### Exercise description
Copy each line of the following material that has the string "title".

┌──

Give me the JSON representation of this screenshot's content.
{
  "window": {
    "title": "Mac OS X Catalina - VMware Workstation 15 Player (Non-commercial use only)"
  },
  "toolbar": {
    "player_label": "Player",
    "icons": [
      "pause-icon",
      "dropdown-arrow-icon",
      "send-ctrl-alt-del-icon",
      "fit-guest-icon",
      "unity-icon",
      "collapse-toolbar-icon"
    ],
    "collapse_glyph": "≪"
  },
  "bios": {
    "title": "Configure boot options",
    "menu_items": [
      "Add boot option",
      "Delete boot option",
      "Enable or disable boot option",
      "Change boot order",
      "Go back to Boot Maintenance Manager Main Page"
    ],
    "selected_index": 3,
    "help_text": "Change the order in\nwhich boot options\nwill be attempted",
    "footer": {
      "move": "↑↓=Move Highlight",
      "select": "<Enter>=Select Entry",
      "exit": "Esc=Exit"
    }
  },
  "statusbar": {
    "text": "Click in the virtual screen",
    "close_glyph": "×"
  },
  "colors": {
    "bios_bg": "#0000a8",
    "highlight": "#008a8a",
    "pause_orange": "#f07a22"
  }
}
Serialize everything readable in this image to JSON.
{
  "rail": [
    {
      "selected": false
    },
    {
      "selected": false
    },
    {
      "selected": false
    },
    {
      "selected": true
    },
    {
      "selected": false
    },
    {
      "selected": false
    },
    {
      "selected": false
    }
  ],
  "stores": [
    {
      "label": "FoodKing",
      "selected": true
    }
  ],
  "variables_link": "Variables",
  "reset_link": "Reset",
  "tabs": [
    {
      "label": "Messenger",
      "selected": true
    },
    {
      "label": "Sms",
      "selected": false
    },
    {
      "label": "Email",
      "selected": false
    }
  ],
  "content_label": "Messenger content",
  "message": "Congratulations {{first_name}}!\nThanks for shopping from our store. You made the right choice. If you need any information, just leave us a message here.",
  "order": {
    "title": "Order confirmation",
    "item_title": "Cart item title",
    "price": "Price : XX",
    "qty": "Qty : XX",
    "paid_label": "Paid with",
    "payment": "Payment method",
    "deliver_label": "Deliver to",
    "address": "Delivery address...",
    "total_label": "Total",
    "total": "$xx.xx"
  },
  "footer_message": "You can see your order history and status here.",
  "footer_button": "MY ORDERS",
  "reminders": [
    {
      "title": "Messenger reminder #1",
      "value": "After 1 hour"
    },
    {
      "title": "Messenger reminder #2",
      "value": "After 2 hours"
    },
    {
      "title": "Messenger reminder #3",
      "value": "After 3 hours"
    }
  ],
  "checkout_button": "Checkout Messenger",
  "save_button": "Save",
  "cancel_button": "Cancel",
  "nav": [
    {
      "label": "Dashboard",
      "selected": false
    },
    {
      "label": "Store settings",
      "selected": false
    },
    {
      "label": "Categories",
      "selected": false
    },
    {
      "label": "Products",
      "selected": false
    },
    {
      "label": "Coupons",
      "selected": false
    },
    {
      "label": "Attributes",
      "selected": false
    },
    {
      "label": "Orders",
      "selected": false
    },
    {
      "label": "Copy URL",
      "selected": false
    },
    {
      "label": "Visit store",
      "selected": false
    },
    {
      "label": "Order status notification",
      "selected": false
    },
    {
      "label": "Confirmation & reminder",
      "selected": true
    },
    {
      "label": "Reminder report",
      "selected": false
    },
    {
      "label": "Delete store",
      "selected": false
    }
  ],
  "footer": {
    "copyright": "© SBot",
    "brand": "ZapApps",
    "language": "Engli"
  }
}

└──

### Output of the task
    "title": "Mac OS X Catalina - VMware Workstation 15 Player (Non-commercial use only)"
    "title": "Configure boot options",
    "title": "Order confirmation",
    "item_title": "Cart item title",
      "title": "Messenger reminder #1",
      "title": "Messenger reminder #2",
      "title": "Messenger reminder #3",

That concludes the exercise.